Your mom who is 78-years-old and lives alone forgets to pay her bills. She can’t remember how to use the kitchen stove. She forgets appointments. These are signs of memory loss, and she may need memory care. Memory care is care for people who have diagnosed with memory loss and who need help with areas of daily living (ADLs). If you or your loved suspects there is a memory problem, contact a medical professional for evaluation. And if you need to find memory care facilities in your area, search SeniorLiving.org’s database. More Senior Living Articles Senior Lifestyles: What Are All My Options Paying For Senior Care Home Care: The Most Affordable Option Best Places In The US To Retire Aging Well: How To Master The Art CCRCs: What Is Continuum Care And Why Should I Care?

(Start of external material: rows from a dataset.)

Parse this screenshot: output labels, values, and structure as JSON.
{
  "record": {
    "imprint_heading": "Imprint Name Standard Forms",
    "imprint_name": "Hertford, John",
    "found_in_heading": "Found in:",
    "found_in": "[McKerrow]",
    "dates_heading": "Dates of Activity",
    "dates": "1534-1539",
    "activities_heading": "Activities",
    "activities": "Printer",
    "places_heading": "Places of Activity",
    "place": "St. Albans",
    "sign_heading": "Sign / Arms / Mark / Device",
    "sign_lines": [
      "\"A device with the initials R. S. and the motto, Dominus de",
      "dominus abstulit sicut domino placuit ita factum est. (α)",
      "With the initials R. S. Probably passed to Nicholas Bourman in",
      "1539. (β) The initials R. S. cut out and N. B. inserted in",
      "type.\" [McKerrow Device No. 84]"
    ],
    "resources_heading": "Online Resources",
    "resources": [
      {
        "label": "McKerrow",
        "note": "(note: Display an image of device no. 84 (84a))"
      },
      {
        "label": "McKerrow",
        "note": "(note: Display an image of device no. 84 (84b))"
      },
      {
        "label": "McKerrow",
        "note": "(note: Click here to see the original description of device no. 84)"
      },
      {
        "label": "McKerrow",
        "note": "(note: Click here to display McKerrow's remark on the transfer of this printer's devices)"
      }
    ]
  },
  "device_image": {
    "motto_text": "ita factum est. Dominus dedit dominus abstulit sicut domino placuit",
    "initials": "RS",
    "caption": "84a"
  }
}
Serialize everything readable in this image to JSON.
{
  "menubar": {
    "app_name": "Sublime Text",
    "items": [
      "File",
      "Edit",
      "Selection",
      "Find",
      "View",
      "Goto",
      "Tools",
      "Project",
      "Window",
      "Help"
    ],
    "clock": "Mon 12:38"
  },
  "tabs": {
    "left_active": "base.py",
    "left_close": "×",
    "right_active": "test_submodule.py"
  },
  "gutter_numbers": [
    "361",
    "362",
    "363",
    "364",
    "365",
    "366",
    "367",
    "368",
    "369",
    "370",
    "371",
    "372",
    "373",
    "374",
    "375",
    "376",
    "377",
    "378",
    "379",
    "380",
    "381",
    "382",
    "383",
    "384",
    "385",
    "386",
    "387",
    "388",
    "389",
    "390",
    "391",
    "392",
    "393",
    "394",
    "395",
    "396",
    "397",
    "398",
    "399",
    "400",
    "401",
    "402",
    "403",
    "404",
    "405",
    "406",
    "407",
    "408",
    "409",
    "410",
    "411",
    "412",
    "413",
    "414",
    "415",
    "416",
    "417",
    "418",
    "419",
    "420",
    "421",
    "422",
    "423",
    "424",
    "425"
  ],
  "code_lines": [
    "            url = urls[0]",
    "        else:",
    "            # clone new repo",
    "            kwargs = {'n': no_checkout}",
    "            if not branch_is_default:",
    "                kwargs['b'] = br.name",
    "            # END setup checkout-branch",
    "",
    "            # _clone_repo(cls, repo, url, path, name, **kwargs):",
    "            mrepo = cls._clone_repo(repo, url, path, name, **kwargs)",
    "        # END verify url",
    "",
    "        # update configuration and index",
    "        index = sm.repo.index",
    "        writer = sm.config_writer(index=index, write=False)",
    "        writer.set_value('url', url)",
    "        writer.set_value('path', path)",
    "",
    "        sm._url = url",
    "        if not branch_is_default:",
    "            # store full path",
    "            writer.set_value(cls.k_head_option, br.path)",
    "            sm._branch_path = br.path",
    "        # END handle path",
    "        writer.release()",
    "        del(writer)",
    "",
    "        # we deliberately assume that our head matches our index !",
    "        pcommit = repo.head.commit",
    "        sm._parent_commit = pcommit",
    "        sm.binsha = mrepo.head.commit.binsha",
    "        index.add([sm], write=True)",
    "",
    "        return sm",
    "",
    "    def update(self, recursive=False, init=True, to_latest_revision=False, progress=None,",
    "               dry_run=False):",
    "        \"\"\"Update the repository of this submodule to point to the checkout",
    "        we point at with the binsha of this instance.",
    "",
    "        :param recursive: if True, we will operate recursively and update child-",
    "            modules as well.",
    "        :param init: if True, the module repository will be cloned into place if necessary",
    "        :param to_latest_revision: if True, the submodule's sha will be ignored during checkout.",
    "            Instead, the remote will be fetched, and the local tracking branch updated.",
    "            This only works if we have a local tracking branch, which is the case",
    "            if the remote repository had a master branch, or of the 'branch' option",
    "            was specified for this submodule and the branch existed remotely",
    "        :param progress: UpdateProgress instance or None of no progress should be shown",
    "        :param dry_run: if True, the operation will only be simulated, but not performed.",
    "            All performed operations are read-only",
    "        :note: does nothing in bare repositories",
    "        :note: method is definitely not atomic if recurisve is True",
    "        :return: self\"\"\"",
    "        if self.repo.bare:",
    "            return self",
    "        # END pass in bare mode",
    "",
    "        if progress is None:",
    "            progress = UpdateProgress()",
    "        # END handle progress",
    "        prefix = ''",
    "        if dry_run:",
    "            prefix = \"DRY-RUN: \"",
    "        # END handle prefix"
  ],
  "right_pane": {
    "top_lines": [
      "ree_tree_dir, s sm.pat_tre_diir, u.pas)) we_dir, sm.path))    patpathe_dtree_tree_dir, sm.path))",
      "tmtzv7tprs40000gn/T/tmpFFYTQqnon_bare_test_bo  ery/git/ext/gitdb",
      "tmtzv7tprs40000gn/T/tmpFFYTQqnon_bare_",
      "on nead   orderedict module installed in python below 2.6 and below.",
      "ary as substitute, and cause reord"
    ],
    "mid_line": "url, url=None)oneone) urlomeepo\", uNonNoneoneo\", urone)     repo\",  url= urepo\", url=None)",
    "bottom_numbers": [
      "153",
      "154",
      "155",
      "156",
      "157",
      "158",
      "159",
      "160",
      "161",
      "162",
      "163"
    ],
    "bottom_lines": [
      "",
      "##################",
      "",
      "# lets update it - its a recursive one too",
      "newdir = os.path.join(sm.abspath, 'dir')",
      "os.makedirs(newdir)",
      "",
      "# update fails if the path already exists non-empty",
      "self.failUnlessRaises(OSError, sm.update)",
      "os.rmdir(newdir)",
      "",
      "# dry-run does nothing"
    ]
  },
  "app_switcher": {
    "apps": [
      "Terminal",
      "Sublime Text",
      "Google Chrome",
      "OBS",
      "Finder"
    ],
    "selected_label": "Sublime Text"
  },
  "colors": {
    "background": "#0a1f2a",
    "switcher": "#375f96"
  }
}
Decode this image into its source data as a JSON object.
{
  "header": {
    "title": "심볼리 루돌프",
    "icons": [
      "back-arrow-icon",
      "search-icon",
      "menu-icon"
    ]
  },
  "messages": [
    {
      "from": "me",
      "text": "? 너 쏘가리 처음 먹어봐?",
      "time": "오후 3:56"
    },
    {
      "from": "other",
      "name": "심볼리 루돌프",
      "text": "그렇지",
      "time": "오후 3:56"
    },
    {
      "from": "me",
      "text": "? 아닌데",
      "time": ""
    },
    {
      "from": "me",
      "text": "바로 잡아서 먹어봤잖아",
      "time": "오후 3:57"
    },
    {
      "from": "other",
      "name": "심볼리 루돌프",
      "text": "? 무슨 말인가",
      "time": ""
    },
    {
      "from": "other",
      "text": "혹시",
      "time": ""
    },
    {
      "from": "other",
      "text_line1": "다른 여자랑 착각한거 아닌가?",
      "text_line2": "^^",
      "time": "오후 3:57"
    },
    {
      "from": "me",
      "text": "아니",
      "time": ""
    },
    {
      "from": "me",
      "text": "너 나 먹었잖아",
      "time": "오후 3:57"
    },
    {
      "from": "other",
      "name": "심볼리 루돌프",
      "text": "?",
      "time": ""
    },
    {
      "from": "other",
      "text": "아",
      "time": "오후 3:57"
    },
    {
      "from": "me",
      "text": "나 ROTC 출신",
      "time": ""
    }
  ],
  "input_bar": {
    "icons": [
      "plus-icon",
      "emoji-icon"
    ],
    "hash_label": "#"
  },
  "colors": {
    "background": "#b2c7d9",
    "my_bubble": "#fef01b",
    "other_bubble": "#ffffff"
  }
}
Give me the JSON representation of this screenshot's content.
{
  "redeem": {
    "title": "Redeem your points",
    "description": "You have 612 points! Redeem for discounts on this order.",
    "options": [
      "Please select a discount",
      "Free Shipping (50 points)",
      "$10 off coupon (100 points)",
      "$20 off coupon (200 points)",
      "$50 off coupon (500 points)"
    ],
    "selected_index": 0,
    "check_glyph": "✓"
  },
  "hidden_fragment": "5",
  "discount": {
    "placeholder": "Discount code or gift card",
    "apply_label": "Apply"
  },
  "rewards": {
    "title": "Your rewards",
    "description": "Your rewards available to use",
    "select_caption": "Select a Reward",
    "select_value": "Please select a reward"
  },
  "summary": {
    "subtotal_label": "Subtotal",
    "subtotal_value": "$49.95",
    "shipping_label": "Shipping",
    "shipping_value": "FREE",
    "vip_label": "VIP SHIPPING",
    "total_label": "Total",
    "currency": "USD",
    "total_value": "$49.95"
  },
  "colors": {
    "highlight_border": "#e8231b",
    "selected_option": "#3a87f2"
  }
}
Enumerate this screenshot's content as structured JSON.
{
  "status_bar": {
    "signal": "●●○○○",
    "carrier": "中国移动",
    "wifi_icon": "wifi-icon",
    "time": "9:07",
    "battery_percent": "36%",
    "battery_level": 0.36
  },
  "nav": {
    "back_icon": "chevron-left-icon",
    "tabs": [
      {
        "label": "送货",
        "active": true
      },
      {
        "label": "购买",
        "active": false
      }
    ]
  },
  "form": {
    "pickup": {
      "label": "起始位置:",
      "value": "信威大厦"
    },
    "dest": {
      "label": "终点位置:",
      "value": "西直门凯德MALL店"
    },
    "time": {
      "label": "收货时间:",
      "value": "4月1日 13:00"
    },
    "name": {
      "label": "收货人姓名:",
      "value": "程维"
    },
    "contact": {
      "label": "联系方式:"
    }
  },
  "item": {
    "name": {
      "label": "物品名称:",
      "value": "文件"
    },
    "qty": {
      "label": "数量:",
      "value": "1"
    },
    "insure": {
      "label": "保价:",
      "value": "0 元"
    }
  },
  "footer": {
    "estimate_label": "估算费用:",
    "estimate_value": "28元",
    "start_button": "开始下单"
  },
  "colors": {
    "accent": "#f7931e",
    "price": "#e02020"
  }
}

About Memory Loss As we age, we lose brain cells. This loss of cells sometimes affects our ability to remember a name or remember where we left our car keys. These are often referred to as “senior moments.” It is a normal process of aging. But significant changes in our memory refer to something else. When the term memory loss is used, it’s usually associated with Alzheimer’s disease (AD) because AD is the most common type of loss, occurring in about 5 million Americans. The broader term for memory loss is dementia (not a specific disease itself), which is the loss of memory from brain trauma, stroke, or a degenerative disease, as well as a loss of at least one other brain function like language. Dementia affects your mental abilities, which affect your ability to carry out ADLs. People with dementia usually have trouble solving problems, doing daily tasks, and may even have trouble controlling their emotions. According to familydoctor.org, here are some signs that are not part of normal memory loss. Forgetting things much more often than you used toForgetting how to do things you’ve done many times beforeTrouble learning new thingsRepeating phrases or stories in the same conversationTrouble making choices or handling moneyNot being able to keep track of what happens each day Other diseases that fall under dementia include the following: Vascular DementiaMixed DementiaMild Cognitive Impairment (MCI)Parkinson’s DiseaseHuntington’s DiseaseWernicke-Korsakoff SyndromeDementia with Lewy BodiesFrontotemporal DementiaNormal Pressure HydrocephalusCreutzfeldt-Jakob Disease (CJD) Alzheimer’s disease is according to the National Institute on Aging, an “irreversible, progressive brain disease that slowly destroys memory and thinking skills, and eventually even the ability to carry out the simplest tasks.” It accounts for 50% to 80% of dementia cases. Unfortunately, there is no cure for Alzheimer’s disease. Memory Care Facilities Memory care environments are designed for those that need help with ADLs but who still want a level of independence. They provide a safe and secure place with professional staff that is trained to care for those with memory loss. These facilities are usually located as a separate wing of an assisted living community called special care units (SCUs). Memory care units have 24-hour support, private and semi-private rooms, and locked and alarmed premises to assure no one wanders off. Facilities will have common areas for meals, activities and socialization. Daily activities are planned that help residents with their memory. Some activities may include: Games and triviaExerciseBakingMusic therapyPet appreciationLocal field tripsReminiscingNature programs Some Alzheimer’s care facilities have Snoezelen Rooms (combination of Dutch words “dose” and “sniff”). These rooms created by Dutch psychologists in the 1970s, are controlled environments that residents will find relaxing, safe and stress-free. They are often designed with soothing colors, relaxing sounds, aromatherapy, and comfortable chairs and blankets. Studies show that Snoezelen having a calming affect on Alzheimer’s patients. In a recent Dallas news article, Angela Green, the co-director of an assisted living facility with an Alzheimer’s unit said this about their Snoezelen Room: “We found that the colors and the sound and the motion and the touch that they’re able to experience, all of those things involve all of their senses and give them a complete enjoyment of their surroundings and something to interact with,” Green said. ” It’s not uncommon to see one laughing or dancing when they’re in the environment, and even having good memory recall to the point that they can answer questions.” Caring for Your Memory There is much scientists do not know about the brain, aging, and memory. But one area that shows promise in brain health is memory training. The Journal of the American Medical Association published a memory training study that ran six years and involved nearly 3,000 people with an average age of 73. Some of the people were given memory training (like the skills involved in puzzles), while others received no training. After the training, those trained on memory showed ‘significantly higher performance than those who received no training.’ In addition, those trained reported less difficulty performing activities of daily living than their untrained counterparts.